■ WHAT THE EXERCISE ASKS:
Could you filter the data below down to the lines that hold the word "name"?
[SUPPLIED DATA — start]
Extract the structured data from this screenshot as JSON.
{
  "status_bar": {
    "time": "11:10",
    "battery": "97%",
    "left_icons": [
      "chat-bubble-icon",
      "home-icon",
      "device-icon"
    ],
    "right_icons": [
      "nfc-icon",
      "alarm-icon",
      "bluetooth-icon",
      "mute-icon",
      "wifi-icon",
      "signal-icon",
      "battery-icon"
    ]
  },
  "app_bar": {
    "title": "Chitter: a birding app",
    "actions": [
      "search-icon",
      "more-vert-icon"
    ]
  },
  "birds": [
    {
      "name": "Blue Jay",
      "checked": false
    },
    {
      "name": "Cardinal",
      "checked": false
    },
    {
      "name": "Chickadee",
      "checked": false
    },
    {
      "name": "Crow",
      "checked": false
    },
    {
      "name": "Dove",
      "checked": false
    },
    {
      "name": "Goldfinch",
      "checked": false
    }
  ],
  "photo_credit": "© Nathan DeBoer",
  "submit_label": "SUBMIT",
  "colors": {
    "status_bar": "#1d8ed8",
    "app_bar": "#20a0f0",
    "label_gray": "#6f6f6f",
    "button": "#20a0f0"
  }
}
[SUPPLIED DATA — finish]
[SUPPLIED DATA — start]
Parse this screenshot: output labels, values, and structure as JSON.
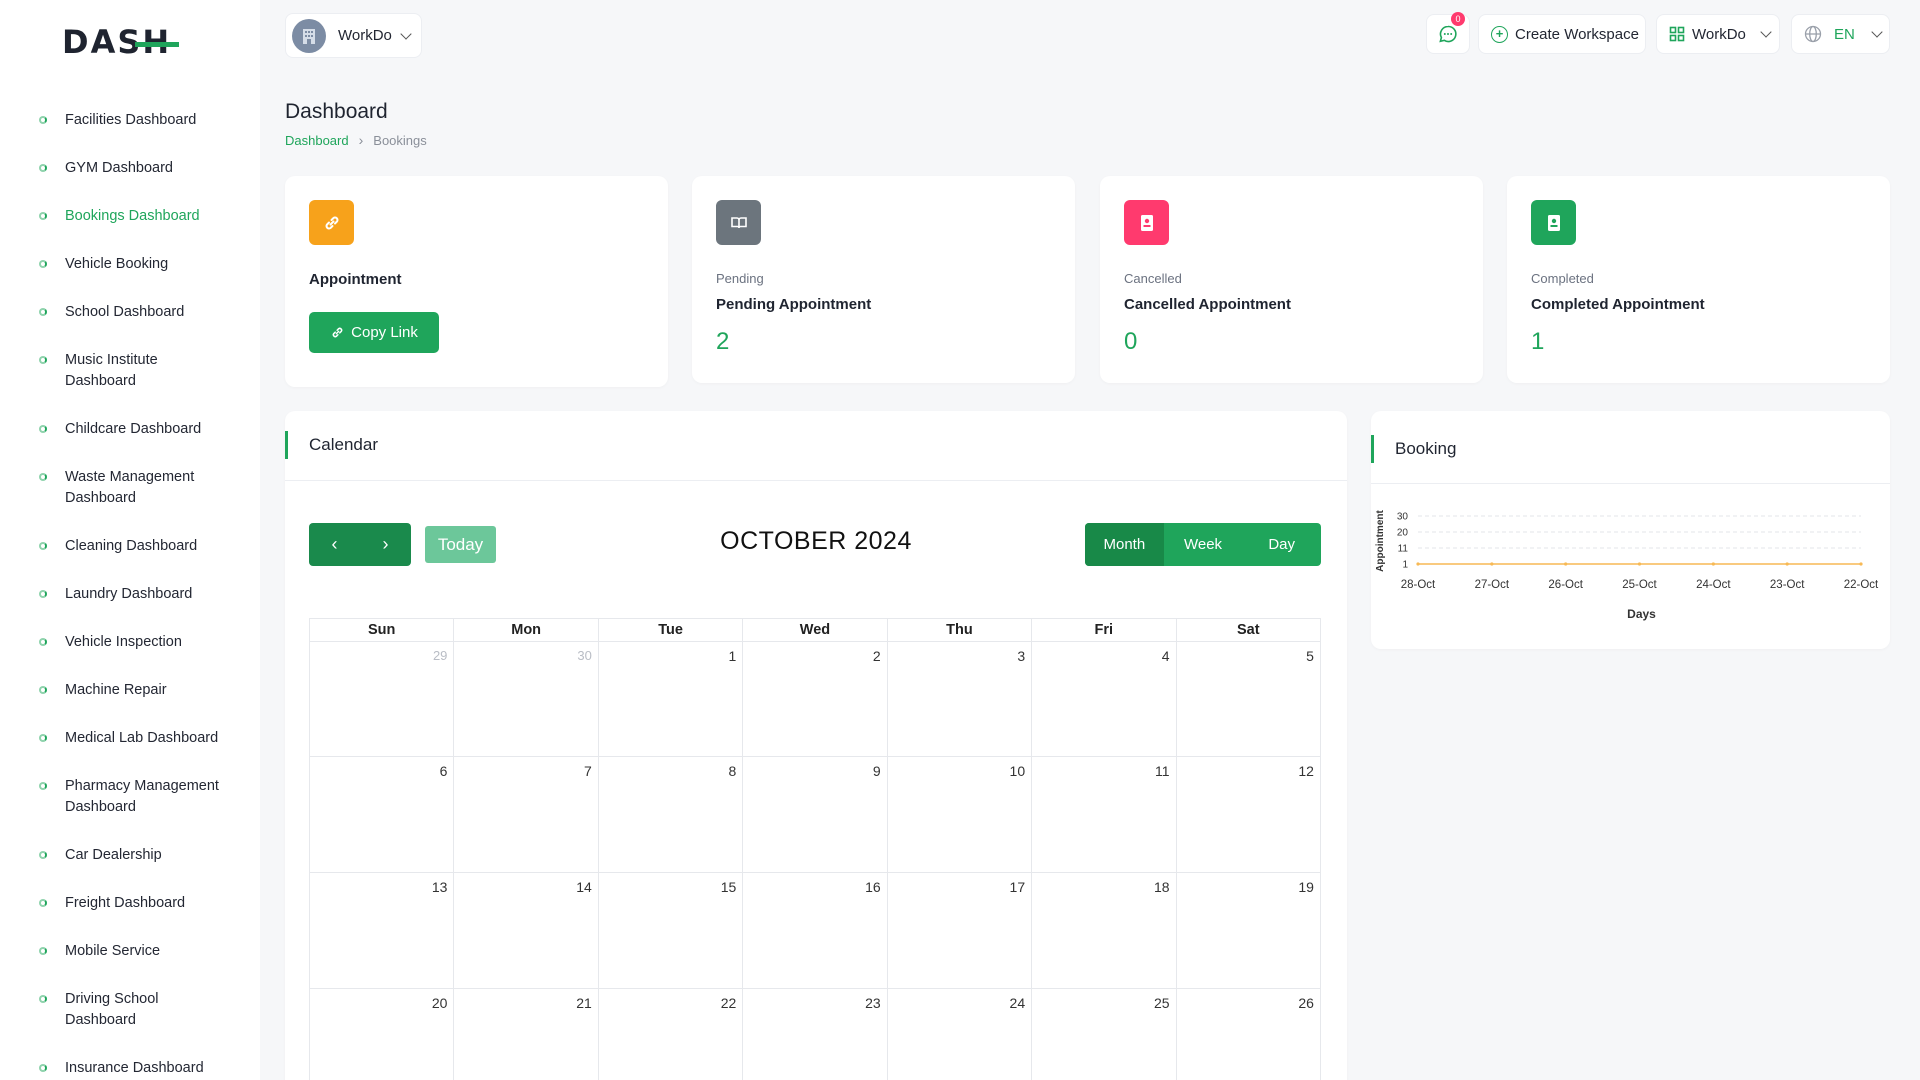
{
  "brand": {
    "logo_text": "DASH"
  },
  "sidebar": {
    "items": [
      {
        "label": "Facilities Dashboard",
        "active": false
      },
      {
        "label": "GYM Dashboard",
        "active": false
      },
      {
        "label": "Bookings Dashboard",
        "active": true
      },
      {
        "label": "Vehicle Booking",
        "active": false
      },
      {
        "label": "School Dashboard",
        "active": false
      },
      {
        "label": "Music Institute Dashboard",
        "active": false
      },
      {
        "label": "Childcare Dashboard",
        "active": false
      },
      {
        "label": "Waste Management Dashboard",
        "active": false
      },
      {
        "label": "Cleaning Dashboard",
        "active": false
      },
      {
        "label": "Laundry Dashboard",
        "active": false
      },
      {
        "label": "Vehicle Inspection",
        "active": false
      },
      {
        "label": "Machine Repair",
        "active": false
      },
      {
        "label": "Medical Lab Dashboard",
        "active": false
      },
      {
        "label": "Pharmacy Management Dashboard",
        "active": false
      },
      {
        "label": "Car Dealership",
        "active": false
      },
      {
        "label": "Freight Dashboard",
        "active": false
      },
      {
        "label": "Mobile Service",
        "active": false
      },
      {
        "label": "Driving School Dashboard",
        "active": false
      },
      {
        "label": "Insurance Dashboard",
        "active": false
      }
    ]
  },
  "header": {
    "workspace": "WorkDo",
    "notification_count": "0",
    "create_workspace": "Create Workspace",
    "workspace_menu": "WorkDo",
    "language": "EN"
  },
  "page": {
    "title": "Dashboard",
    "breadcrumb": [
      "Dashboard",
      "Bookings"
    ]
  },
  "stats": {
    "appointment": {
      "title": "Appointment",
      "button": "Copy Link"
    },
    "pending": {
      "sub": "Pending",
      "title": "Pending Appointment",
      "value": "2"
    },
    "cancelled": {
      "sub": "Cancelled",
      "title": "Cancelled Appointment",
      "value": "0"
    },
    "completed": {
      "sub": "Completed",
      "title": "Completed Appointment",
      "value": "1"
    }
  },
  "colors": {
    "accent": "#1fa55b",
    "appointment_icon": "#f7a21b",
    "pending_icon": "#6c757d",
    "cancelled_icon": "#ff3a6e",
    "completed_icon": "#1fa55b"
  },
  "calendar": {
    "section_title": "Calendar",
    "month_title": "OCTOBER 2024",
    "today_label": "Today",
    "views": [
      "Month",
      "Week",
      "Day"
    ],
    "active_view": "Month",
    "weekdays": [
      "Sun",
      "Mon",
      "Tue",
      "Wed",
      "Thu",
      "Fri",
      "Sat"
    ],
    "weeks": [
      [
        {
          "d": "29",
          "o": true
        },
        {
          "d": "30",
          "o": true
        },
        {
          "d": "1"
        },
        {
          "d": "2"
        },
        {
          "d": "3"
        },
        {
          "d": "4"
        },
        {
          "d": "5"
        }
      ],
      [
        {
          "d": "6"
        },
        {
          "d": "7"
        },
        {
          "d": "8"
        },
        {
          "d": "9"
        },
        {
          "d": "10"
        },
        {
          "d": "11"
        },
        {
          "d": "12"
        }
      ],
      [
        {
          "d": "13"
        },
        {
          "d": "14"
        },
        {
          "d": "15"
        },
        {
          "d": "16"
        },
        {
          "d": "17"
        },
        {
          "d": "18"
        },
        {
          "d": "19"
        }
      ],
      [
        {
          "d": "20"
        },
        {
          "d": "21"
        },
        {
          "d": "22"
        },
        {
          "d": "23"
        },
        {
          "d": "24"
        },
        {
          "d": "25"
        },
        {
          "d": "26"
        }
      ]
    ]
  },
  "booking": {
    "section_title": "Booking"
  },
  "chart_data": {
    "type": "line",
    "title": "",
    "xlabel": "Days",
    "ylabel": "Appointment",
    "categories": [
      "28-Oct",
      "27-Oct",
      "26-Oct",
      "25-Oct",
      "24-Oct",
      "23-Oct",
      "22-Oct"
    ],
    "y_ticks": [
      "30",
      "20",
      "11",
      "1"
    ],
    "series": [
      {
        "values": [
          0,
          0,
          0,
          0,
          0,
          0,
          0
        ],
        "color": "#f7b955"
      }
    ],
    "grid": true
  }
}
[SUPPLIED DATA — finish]
■ WRITTEN REPLY:
      "name": "Blue Jay",
      "name": "Cardinal",
      "name": "Chickadee",
      "name": "Crow",
      "name": "Dove",
      "name": "Goldfinch",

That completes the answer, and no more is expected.